As the annual sessions of the National People's Congress (NPC), the top legislature, and the Chinese People's Political Consultative Conference (CPPCC), the top political advisory body, will kick off Tuesday, China's economic policy and implementation of the reform agenda is watched closely by experts from around the world.

This year is "particularly important" because it marks the final year of China's twelfth five-year plan, Scott Kennedy, deputy director of the Freeman Chair in China Studies at the Center for Strategic and International Studies, a U.S. think tank, told Xinhua.

"They (Chinese policymakers) need to come to sum some conclusions about how successful the twelfth five-year plan has been and think about the goals of the thirteenth five-year plan, which will be published next spring when they hold the Fourth Plenum of the NPC," Kennedy added.

As a leading expert on Chinese business and political economy, Kennedy said he usually looks at four things during the "two sessions" to grasp a general picture of China's political and economic landscape - the personnel, general discussions about the economic policy, proposals being considered by the NPC and foreign policies.
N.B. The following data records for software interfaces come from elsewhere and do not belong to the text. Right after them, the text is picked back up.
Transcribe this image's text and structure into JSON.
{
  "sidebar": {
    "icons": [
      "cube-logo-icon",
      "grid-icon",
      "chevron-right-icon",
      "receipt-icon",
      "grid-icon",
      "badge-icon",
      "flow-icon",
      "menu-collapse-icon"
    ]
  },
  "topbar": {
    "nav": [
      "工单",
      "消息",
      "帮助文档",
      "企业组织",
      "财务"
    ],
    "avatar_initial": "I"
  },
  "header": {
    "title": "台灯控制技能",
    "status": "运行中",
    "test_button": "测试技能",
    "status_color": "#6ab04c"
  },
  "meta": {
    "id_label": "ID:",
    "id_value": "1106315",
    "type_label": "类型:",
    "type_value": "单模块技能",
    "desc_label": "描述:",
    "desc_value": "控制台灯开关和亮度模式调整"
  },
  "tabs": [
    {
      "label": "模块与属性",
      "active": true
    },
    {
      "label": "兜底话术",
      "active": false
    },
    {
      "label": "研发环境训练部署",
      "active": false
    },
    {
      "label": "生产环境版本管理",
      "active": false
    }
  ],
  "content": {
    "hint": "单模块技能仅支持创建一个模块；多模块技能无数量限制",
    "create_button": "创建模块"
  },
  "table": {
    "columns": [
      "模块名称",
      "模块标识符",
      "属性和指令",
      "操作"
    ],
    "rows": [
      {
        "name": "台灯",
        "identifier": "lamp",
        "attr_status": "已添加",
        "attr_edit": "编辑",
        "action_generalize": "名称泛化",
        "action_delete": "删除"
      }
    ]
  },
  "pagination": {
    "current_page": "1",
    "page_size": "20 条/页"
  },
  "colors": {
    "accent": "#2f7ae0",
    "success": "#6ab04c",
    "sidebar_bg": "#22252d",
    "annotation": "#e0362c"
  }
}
The focus would be on economic policies whereas there would be no major changes in other three areas, Kennedy said. "I expect this NPC meeting to focus on the efforts to bring the debt problem under control, and lay the foundation for additional reforms, and encouragement for pushing reforms out this year to have implemented," he said.

Kennedy believed China will stick to the reform agenda although the country's economic growth rate fell to a 24-year low of 7.4 percent last year. "I think the government's primary focus is implementing economic reforms, not just simply making people feel less pessimistic in the short term. If you overstep addressing the growth concerns now, that makes it harder for general economic reforms."
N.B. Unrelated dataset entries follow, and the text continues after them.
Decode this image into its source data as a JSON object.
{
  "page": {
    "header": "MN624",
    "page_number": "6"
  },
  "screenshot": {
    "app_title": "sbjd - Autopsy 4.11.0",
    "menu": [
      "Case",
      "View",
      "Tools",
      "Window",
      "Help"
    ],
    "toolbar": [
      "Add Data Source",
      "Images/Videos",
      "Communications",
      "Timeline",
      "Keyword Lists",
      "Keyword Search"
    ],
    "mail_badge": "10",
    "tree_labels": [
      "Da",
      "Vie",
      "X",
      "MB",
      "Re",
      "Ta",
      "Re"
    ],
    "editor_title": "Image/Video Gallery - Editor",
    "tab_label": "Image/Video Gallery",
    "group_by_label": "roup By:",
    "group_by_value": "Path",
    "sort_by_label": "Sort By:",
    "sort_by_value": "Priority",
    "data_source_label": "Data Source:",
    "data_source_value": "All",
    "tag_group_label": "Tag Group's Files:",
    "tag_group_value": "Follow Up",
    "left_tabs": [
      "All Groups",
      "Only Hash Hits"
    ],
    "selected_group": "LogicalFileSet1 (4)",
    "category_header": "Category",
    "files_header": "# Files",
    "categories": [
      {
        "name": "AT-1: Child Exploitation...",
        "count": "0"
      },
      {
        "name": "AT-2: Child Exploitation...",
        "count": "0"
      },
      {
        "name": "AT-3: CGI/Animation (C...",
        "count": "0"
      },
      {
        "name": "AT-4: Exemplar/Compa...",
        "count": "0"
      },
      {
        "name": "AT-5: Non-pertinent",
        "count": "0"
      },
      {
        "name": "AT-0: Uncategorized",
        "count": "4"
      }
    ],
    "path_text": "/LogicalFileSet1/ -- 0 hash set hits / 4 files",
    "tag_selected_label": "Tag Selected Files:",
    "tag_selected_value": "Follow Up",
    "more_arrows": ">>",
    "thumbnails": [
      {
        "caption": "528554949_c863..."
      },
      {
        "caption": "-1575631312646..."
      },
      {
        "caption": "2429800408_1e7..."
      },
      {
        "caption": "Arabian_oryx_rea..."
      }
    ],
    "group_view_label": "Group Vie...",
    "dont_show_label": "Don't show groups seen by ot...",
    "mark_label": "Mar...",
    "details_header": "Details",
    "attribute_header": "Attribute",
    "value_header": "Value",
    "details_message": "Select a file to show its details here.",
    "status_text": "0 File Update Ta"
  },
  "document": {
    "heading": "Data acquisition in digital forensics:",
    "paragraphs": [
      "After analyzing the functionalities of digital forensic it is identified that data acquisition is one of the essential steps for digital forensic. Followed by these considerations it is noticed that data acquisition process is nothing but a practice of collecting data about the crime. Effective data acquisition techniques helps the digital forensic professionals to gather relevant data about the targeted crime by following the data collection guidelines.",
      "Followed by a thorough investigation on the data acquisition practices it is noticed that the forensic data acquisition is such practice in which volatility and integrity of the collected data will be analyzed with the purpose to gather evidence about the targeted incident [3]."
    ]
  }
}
"I also hope that the government moves more quickly to implement important reforms," David Dollar, a senior fellow at the Brookings Institution, another U.S. think tank, told Xinhua. "The moves in 2014 to simplify business registration have helped. These could be complemented by efforts to open up the service sectors to international trade and investment."

Dollar said he didn't expect Chinese government to announce a new big stimulus program at the upcoming "two sessions", because "that would spur investment and create more problems of debt and over-capacity".
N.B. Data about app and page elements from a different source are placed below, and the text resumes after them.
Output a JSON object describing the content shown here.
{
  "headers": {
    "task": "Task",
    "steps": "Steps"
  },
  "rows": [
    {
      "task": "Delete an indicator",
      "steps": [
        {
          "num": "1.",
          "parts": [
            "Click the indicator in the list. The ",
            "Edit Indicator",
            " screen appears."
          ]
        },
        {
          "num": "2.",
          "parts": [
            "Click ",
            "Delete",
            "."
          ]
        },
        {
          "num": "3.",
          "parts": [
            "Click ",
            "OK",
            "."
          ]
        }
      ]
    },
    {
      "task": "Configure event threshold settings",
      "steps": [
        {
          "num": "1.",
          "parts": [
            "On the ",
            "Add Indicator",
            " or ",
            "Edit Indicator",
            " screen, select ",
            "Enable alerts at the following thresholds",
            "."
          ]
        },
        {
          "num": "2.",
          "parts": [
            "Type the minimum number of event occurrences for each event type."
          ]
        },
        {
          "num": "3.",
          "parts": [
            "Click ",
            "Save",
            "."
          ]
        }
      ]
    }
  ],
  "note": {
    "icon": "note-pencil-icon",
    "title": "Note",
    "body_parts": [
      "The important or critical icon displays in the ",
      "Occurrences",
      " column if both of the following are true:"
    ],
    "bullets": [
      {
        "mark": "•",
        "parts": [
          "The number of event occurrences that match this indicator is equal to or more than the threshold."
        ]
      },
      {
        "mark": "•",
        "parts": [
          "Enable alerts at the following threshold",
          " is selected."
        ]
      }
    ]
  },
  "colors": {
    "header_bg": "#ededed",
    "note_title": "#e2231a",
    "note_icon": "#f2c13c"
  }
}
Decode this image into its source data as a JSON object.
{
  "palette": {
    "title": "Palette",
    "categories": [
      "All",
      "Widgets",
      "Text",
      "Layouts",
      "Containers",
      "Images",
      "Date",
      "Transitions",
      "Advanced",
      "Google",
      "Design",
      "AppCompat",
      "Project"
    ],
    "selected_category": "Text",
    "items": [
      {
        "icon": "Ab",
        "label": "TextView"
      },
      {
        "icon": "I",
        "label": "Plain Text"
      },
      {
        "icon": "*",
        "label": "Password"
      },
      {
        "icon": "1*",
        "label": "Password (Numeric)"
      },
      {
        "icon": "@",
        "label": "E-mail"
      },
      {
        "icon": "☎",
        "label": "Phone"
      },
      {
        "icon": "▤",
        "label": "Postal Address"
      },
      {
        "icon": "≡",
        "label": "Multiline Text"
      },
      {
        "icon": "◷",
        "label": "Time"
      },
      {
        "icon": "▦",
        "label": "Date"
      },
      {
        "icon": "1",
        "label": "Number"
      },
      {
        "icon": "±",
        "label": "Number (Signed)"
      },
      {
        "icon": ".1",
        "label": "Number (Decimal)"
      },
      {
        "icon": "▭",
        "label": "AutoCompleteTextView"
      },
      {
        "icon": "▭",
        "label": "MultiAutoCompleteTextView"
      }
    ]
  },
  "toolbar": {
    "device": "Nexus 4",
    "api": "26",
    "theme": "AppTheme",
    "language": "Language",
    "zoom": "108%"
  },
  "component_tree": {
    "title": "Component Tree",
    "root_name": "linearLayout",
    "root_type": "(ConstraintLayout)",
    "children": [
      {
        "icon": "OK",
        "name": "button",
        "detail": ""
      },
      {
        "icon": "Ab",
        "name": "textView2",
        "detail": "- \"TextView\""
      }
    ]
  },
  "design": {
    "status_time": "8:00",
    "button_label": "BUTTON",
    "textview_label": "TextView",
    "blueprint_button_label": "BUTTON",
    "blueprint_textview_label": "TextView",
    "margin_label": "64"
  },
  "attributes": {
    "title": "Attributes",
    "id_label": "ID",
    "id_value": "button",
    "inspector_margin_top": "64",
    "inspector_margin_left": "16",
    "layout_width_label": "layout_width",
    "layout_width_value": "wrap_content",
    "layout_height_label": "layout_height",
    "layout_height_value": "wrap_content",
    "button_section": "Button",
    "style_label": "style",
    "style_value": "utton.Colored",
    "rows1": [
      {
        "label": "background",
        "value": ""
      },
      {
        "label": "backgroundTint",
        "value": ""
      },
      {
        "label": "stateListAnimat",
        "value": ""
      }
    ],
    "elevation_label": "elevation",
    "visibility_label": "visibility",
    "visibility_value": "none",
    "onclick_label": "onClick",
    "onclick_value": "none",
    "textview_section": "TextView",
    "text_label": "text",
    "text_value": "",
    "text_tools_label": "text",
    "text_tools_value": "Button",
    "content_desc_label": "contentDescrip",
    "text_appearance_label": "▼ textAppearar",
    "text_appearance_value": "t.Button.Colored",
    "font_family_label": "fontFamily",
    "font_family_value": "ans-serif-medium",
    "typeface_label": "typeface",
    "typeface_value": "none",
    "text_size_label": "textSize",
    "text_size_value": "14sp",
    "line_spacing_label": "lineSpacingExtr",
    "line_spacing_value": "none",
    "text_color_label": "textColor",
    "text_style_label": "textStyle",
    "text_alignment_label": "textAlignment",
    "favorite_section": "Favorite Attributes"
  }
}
The Chinese leadership has pinned much hope on more decisive reforms to counter the downward pressure on its economy, which is transitioning to a "new normal" of slower growth but higher quality.

"I don't think we'll see a high economic growth rate this year. We're seeing estimates between 6.5 percent and 7.3 percent. I think that's probably a reasonable range," Kennedy said of China's economic growth forecast.

Saying farewell to the "old normal" of over three decades of miraculous double-digit growth, experts still believe that China will continue to function as a vital ballast for the world economy.

"Even with lower economic growth, China will be such a profound presence that it's hard to imagine some degree of change that really undermines their centrality in the global economic future," Jonathan Pollack, a senior fellow at the Brookings Institution, told Xinhua.

Looking back at last year's reforms, Kennedy said one of the challenges is that there were so many to do, and Chinese policymakers had a hard time prioritizing them. "They have done a little bit of everything."

Kennedy said he expected China to take the local government financing reform as the top priority this year if policymakers want to really focus on one of the reforms compared with others.

In terms of his personal impression of China's "two sessions", Kennedy said it does reflect some amount of engagement with broader Chinese society, and it's a useful exercise to force the government to go through the process. "It's a good measuring stick. You can see the votes by members for different reports to go up and down."

"It does provide some barometer on the performance of the government. But it could become much more influential if they could meet more often and reform other elements of the NPC system, and its relations with the State Council and the party," he said.